â€¢ The Duke Blue Devils are No. 1 in the nation. No one predicted this. Not even Mike Krzyzewski. Seriously. Many predicted Coach K & Co. would finish third in the ACC, but this Duke team has improved chemistry and ball movement, quality leadership and a now-confident star in senior big man Mason Plumlee. It began with a win in Atlanta over Kentucky and also includes victories over Louisville, Minnesota, Ohio State, Virginia Commonwealth and Temple. Duke has accomplished more than any other team and sits atop the polls. Does that mean the Blue Devils are the most talented team in the country? No, but one worthy of its ranking.
â€¢ What the heck is going on in Chapel Hill? Roy Williams did lose four first-rounders from last season (Harrison Barnes, Tyler Zeller, John Henson and Kendall Marshall), but it’s still somewhat surprising that the Tar Heels have already lost four games, were blown out by Indiana and dropped the ACC opener at Virginia. James Michael McAdoo has been unable to carry the load and freshman point guard Marcus Paige isn’t quite ready. Leadership is also lacking with the Tar Heels.
â€¢ The jury remains out on North Carolina State. This is a team that was picked to win the ACC, but then came a 20-point drubbing to Oklahoma State back in mod-November out in Puerto Rico. Mark Gottfried’s team has talent and a nice blend of youth and experience, but will they live up to the hype? The Wolfpack have yet to notch a victory over a Top 25 team.
â€¢ A trio of coaches that need to start winning — and quick — in order to save their jobs: Southern California’s Kevin O’Neill, Wake Forest’s Jeff Bzdelik and Rice coach Ben Braun. O’Neill’s Trojans are just 6-9 overall, Bzdelik’s team is 7-6 and Braun’s Owls are just 3-10 and have been ravaged of talent this past offseason.
Eamonn Brennan (ESPN.com)
The 2013 RPI is officially here
Yes, the RPI is old, outdated, and all too easily gamed, and we have vastly better ways of evaluating, sorting and ranking college basketball teams. But year after year, rant after rant, the RPI lives on. Its persistence is cockroachian.
Still, much as we wail and gnash our teeth about the metric, the bottom line is that as long as it plays a major role in how teams are understood by the selection committee, we have to keep an eye on it, too. As such, I am obligated to inform you that the NCAA released its first public edition of the official RPI rankings on its website this week; you can see them here.

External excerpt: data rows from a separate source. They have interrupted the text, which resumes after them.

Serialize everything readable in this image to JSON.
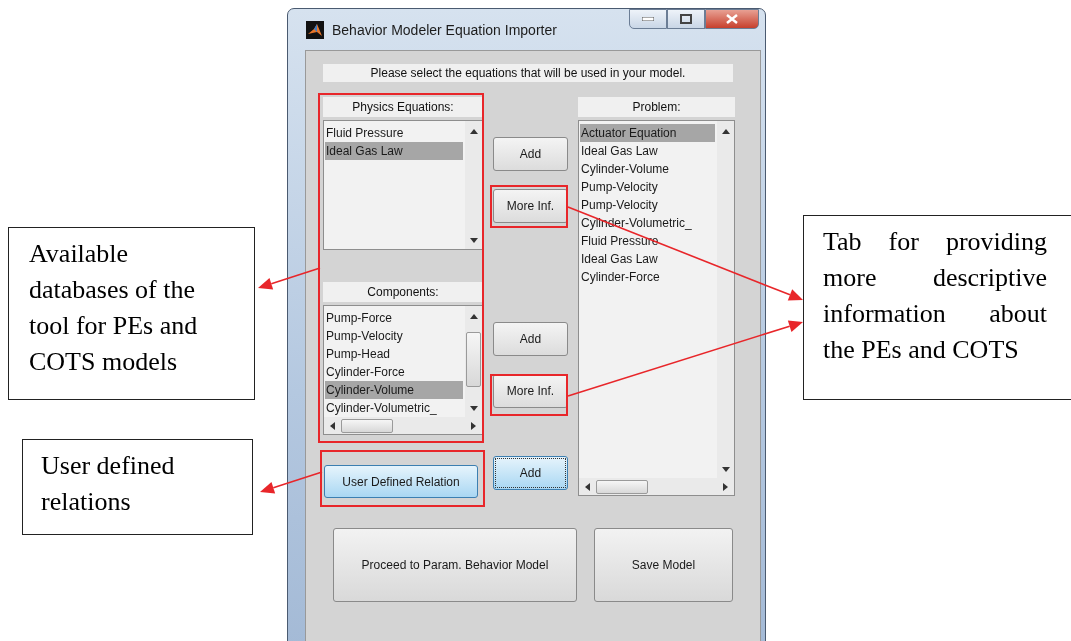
{
  "window": {
    "title": "Behavior Modeler Equation Importer"
  },
  "instruction": "Please select the equations that will be used in your model.",
  "lists": [
    {
      "header": "Physics Equations:",
      "horizontal_scrollbar": false,
      "items": [
        {
          "label": "Fluid Pressure",
          "selected": false
        },
        {
          "label": "Ideal Gas Law",
          "selected": true
        }
      ]
    },
    {
      "header": "Components:",
      "horizontal_scrollbar": true,
      "items": [
        {
          "label": "Pump-Force",
          "selected": false
        },
        {
          "label": "Pump-Velocity",
          "selected": false
        },
        {
          "label": "Pump-Head",
          "selected": false
        },
        {
          "label": "Cylinder-Force",
          "selected": false
        },
        {
          "label": "Cylinder-Volume",
          "selected": true
        },
        {
          "label": "Cylinder-Volumetric_",
          "selected": false
        }
      ]
    },
    {
      "header": "Problem:",
      "horizontal_scrollbar": true,
      "items": [
        {
          "label": "Actuator Equation",
          "selected": true
        },
        {
          "label": "Ideal Gas Law",
          "selected": false
        },
        {
          "label": "Cylinder-Volume",
          "selected": false
        },
        {
          "label": "Pump-Velocity",
          "selected": false
        },
        {
          "label": "Pump-Velocity",
          "selected": false
        },
        {
          "label": "Cylinder-Volumetric_",
          "selected": false
        },
        {
          "label": "Fluid Pressure",
          "selected": false
        },
        {
          "label": "Ideal Gas Law",
          "selected": false
        },
        {
          "label": "Cylinder-Force",
          "selected": false
        }
      ]
    }
  ],
  "side_buttons": [
    {
      "label": "Add",
      "focused": false
    },
    {
      "label": "More Inf.",
      "focused": false
    },
    {
      "label": "Add",
      "focused": false
    },
    {
      "label": "More Inf.",
      "focused": false
    },
    {
      "label": "Add",
      "focused": true
    }
  ],
  "user_defined_button": {
    "label": "User Defined Relation",
    "focused": true
  },
  "bottom_buttons": [
    "Proceed to Param. Behavior Model",
    "Save Model"
  ],
  "annotations": [
    {
      "text": "Available databases of the tool for PEs and COTS models"
    },
    {
      "text": "User defined relations"
    },
    {
      "text": "Tab for providing more descriptive information about the PEs and COTS"
    }
  ]
}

Joe Lunardi (ESPN.com)
One-On-One: Dave Doeren
Since being named NC State’s new football coach on December 1, Dave Doeren has been a busy man. GoPack.com recently sat down with the Pack’s new head coach to see what he has been up to since accepting the job.
NC STATE BASEBALL
Akula Wolf (Backingthepack.com)
Danny Canela, NC State â€˜Just Kind of Parted Waysâ€™
“We just kind of parted ways.” I have absolutely no idea what that means, but the timing sure is odd given that Canela was going into his senior season. Transfers are plenty common in college baseball, but now Canela is going to spend his final year at an NAIA school? Very strange.
Canela was third on the team in extra base hits last season, and he led the Pack in walks. His isolated power was very good by NC State standards, and the team would have benefited from having him in the lineup this year, whether he was the DH or catcher. Austin hopefully will hit for more power this season, but Canela’s departure is a significant loss for State’s offense regardless.